In a newly built development in Herndon, the rows of attractive, neo-Colonial-style homes tend to resemble one another, with brick and clapboard siding and porches out front. However, despite the similarities in look and layout, the interiors of one house definitely stand out. It belongs to Srikanth and Bindi Mandava, who are justly proud of their home. “Even neighbors who’ve been in the house three or four times still comment on it,” observes Bindi.
Of course, some credit for the creation of the signature look belongs to the couple, who had a distinct vision from the start of what they wanted. But as both will attest, they couldn’t have done it without designer Paola McDonald, who immediately understood their needs and wishes.
The Mandavas and their two daughters had been living in a townhouse in Herndon when they decided they were ready for a larger, more spacious residence, and opted for new construction. They liked the idea of a new home with untouched interiors, so they left everything from the townhouse behind to begin afresh. “It was a blank canvas and they were ready to start from scratch, so it was enjoyable for me,” says McDonald, who was hired to design the main floor while the owners were still in the contract stage of the buying process. “They knew what kind of aesthetic they wanted and I was able to take it from there.”
While the home’s exterior and architectural details are traditional, its layout is not. To the left of the two-story entry, a small living room welcomes visitors. A curved staircase hugs the wall to the right of the front door and a hallway angles past the living room, leading to a large open-plan family room, kitchen and sunroom.
The couple leaned towards a contemporary, uncluttered look, which suited the home’s non-traditional floor plan. “We wanted to walk into our home and feel peaceful,” says Srikanth, who is a management consultant. With McDonald’s help, he and his wife, a software engineer who works from home, chose a palette of cool greens and blues “for a relaxed sensibility.” The designer then selected modern furniture, art and accessories, juxtaposing them against the soothing backdrop. “I chose modern elements that speak to the traditional so that they could work with the style of the house,“ she says.
In the entry, a modern crystal chandelier from ET2 cascades from the two-story ceiling.
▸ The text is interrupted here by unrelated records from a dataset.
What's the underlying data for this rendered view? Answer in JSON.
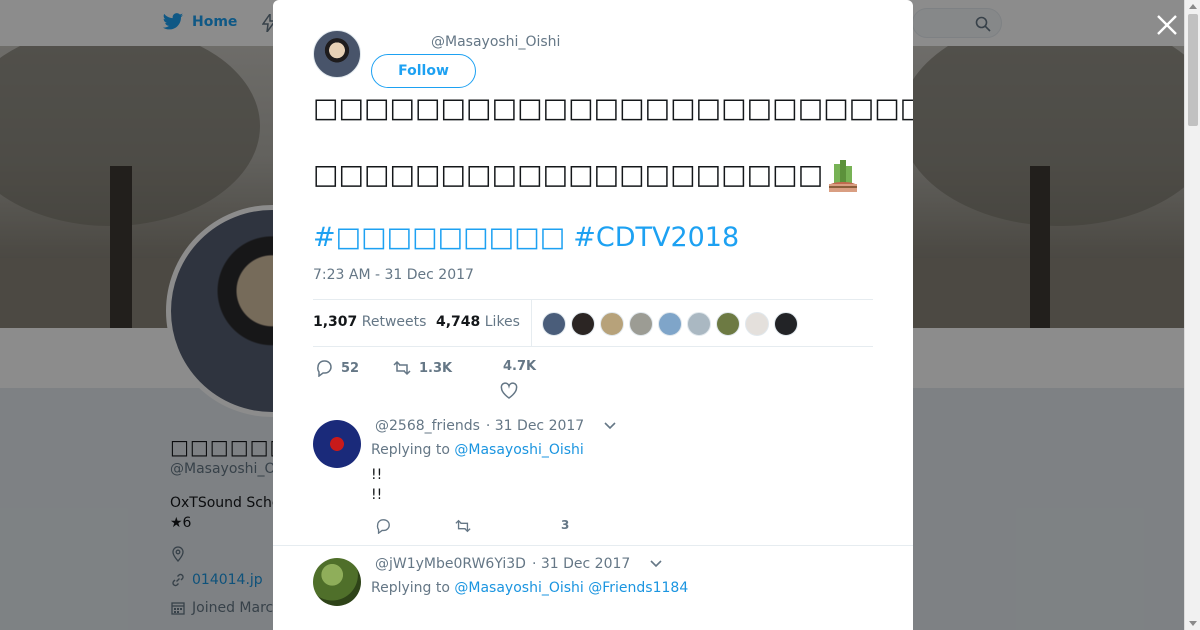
{
  "background": {
    "nav": {
      "home_label": "Home",
      "search_placeholder": ""
    },
    "profile": {
      "name": "□□□□□□□□□□",
      "handle": "@Masayoshi_O",
      "bio_line1": "OxTSound Sche",
      "bio_line2": "★6",
      "website": "014014.jp",
      "joined": "Joined Marc"
    }
  },
  "tweet": {
    "author_handle": "@Masayoshi_Oishi",
    "follow_label": "Follow",
    "text_line1": "□□□□□□□□□□□□□□□□□□□□□□□□□",
    "text_line2": "□□□□□□□□□□□□□□□□□□□□",
    "emoji": "kadomatsu",
    "hashtags": [
      "#□□□□□□□□□",
      "#CDTV2018"
    ],
    "timestamp": "7:23 AM - 31 Dec 2017",
    "stats": {
      "retweets_count": "1,307",
      "retweets_label": "Retweets",
      "likes_count": "4,748",
      "likes_label": "Likes"
    },
    "likers": [
      "#4a5d7a",
      "#2b2523",
      "#b7a27a",
      "#9c9c94",
      "#7fa5c9",
      "#aab8c2",
      "#6d7a43",
      "#e4e0dc",
      "#222326"
    ],
    "actions": {
      "replies": "52",
      "retweets": "1.3K",
      "likes": "4.7K"
    }
  },
  "replies": [
    {
      "handle": "@2568_friends",
      "date": "· 31 Dec 2017",
      "replying_prefix": "Replying to",
      "mentions": [
        "@Masayoshi_Oishi"
      ],
      "body": [
        "!!",
        "!!"
      ],
      "likes": "3"
    },
    {
      "handle": "@jW1yMbe0RW6Yi3D",
      "date": "· 31 Dec 2017",
      "replying_prefix": "Replying to",
      "mentions": [
        "@Masayoshi_Oishi",
        "@Friends1184"
      ]
    }
  ],
  "colors": {
    "accent": "#1da1f2",
    "link": "#1b95e0",
    "muted": "#657786",
    "text": "#14171a"
  },
  "icons": [
    "twitter-bird-icon",
    "search-icon",
    "close-icon",
    "reply-icon",
    "retweet-icon",
    "heart-icon",
    "chevron-down-icon",
    "location-icon",
    "link-icon",
    "calendar-icon"
  ]
}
McDonald employed a mix of price points to achieve the look she and her clients were after while staying within their prescribed budget. “One of the things I do is try to give clients certain pieces to focus on, that are an investment,” she explains. “The most important pieces should have value.”
In the living room, a sofa from Vanguard is flanked by Barcelona chairs. Because the Mandavas wanted to use the room for entertaining, furniture is arranged in several groupings. “The living room is quite functional. It provides conversation space though it’s not a big room,” says Srikanth. The walls are painted in Benjamin Moore’s Beach Glass.
A luminous shade of green (Benjamin Moore’s Misted Green) in the dining room conveys a sense of harmony. The space is anchored by a colorful, abstract rug by Jaipur and an Italian-made custom table from Modloft with a zebrawood frame and black-glass surface. Dining chairs from Bassett Furniture are covered in fabric from Tapestria. To keep the small room uncluttered, McDonald furnished it sparingly with only the dining table and chairs and a small console. Surfaces are adorned only with a handful of textured ceramic pieces. “Since the dining room is not huge, keeping it simple made it feel bigger,” she explains.
In the spacious family room, walls painted in Benjamin Moore’s Beacon Gray balance the dark-stained cabinetry in the adjoining kitchen. McDonald designed the mantel over the fireplace at the far end of the room, and commissioned Michele Mayberry of Special FX Studio to create a faux concrete wall surface in light blue to add interest to the room.
Just off the kitchen, the sunroom—the family’s favorite space in the home—introduces saturated blue tones to the soft palette with upholstered furniture from Bassett and a ceiling wallpapered in a medallion pattern from York Wallcoverings. McDonald suspended rattan egg chairs from the ceiling “to bring a little of the outside in,” she explains. A hand-woven jute rug by Jaipur covers the floor.
“I chose the artwork as a means to add dimension,” McDonald says. “It gives the spaces a focal point, adding texture and depth.”
Photographer Greg Tinius is based in Waterford, Virginia.
INTERIOR DESIGN: PAOLA McDONALD, Creative Elegance Interiors, Haymarket, Virginia.